His unstoppable drive and dogged persistence is a critical takeaway for online entrepreneurs. Rather than falling in a rut and living a ho-hum life, he focuses on his goals with gusto. His energy is contagious and even though he faces setbacks and embarrassments, he ultimately prevails. In fact, setbacks can help you grow.
“In Britain, people who try things and then fail are actually well-respected,” says entrepreneur extraordinaire Richard Branson. “People like the underdog. If you go back to my adventure times, generally speaking, we failed on most of my adventures the first time.” Branson goes on to say how he continually picked himself up, not allowing anything to get in the way. He adds that such persistence, “. . . where we tried and failed . . . put Virgin on the map, gave it a sexier image than our bigger rivals, and turned us into an adventurous company and brand.”
It’s a personality trait all successful entrepreneurs have. Just as in the case of this movie, don’t be afraid to face setbacks, ask questions, let your personality shine (albeit with more professionalism than Elf, but you get the point), bypass the naysayers (listen to what they have to say, but trust yourself enough to move on if their comments truly don’t seem right) and persist . . . constantly.
A Charlie Brown Christmas
Ah, that poor, sorry-looking tree. Tiny as it was though, the Peanuts crew eventually learned that showy isn’t what it’s all about and that often, it’s the more subtle things in life that count. So what’s this have to do with you as an entrepreneur? Plenty.
This movie teaches that in most cases, less is more. From an over the top “me, me, me” attitude to cluttered website, flashy excess can drive your audience away. A web site that tries too hard to be the biggest and brightest can confuse visitors. How can a few key products stand out, or how can the overall experience be user friendly, when there are pop up and flashing surveys galore? Sometimes the little tree concept, figuratively speaking, is best.

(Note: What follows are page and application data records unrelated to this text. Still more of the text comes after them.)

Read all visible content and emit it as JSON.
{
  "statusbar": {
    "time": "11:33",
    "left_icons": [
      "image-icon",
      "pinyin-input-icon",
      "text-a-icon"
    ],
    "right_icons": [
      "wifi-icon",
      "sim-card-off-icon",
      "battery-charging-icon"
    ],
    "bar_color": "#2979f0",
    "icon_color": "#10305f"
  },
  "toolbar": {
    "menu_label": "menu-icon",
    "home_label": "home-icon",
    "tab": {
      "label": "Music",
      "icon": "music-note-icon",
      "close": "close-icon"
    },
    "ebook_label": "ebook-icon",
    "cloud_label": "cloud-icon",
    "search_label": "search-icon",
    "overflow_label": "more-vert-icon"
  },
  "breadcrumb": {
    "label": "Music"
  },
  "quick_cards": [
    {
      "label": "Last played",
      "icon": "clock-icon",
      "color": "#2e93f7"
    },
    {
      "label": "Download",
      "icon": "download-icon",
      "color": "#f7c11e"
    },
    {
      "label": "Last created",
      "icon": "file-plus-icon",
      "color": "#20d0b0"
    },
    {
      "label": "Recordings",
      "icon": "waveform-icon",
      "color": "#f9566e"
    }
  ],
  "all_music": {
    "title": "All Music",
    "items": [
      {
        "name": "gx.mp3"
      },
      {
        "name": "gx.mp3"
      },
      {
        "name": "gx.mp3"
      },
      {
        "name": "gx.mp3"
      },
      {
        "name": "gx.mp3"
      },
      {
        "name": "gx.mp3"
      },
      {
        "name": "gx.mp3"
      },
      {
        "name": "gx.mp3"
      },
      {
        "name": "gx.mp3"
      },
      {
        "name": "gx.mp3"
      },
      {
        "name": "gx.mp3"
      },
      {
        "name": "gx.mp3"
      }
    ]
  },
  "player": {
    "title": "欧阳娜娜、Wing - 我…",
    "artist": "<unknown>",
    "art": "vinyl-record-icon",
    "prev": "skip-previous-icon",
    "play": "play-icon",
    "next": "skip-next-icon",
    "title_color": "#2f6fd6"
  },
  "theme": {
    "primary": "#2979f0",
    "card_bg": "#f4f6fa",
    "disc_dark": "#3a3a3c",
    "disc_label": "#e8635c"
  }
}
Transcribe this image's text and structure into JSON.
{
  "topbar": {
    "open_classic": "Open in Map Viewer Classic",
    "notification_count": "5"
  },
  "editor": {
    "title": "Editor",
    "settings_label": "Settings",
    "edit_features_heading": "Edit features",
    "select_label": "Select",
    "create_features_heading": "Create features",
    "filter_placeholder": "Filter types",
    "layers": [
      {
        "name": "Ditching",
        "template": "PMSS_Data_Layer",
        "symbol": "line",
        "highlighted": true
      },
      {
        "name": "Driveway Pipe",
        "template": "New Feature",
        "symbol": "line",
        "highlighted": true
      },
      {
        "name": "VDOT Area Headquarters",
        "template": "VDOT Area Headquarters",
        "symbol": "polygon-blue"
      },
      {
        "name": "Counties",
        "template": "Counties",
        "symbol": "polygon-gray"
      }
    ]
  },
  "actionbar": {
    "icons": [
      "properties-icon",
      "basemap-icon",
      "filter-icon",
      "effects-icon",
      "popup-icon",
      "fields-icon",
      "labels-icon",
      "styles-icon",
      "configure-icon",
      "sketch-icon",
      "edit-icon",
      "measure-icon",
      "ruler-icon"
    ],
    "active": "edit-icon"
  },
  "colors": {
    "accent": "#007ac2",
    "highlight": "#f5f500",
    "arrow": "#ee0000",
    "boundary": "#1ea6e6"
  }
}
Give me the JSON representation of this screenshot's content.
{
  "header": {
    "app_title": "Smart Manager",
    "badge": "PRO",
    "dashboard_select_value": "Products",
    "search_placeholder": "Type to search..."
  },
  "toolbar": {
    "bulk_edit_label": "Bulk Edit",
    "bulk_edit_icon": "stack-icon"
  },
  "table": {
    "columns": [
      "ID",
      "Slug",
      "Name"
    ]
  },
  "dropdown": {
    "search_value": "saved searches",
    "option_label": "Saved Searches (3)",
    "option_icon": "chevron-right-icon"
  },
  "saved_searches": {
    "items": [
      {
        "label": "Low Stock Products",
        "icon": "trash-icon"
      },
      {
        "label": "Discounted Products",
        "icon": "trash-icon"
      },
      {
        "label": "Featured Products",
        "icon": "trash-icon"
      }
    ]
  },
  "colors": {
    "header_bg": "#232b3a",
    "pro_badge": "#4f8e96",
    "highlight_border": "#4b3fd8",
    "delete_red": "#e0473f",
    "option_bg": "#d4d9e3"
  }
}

Consider an article by Jeff Haden wrote for CBS’s Money Watch. “You added a blog because every business needs a blog, right? You added lots of images to make your design more dynamic. You expanded your About Us page without thinking about what potential customers want to know,” he says. “You added videos because videos are cool . . . You realized your home page gets more traffic than any other page so you started adding additional services, features, explanations, products… it’s hard to attract eyeballs, so when you do why waste them, right?”
Haden adds that it’s easy to lose sight of objectives when too much becomes too much. Suddenly business goals lose focus, which not only makes it difficult for you, but confuses your audience.
Furthermore, make sure correspondence with your audience is about your audience. Emails, calls and promotional messaging that make it clear that their needs, not yours, are the priority, is essential. Constant touting of how well your sales are doing to lure them into wanting to stay with such a proven business can sometimes have the opposite effect. Always sending messages that first remind them that you’re products are the best and then thanking them for a purchase may make them feel like an afterthought.
Big ideas and pride is a wonderful thing, but so too, is humility and being OK with a non-showy, “less is more” business approach.
When we find ourselves in difficult situations, just like when the actor Macaulay Culkin was accidentally left home alone for the holidays and faced house-stalking bad guys, sometimes creativity is all that’s needed. You may recall the series of well-planned distractions put in place by the young actor which made the theives’ lives miserable. This isn’t to say we need to engage in over the top silliness to reach our goals.
The movie simply reminds us that sometimes, we need to do whatever it takes to thrive, even if the circumstance is challenging or happens unexpectedly. Plus, it reinforces the importance of anticipating our audience’s next steps, the power of observation, patience and timing and of course, finding creative ways to achieve what’s best for our business.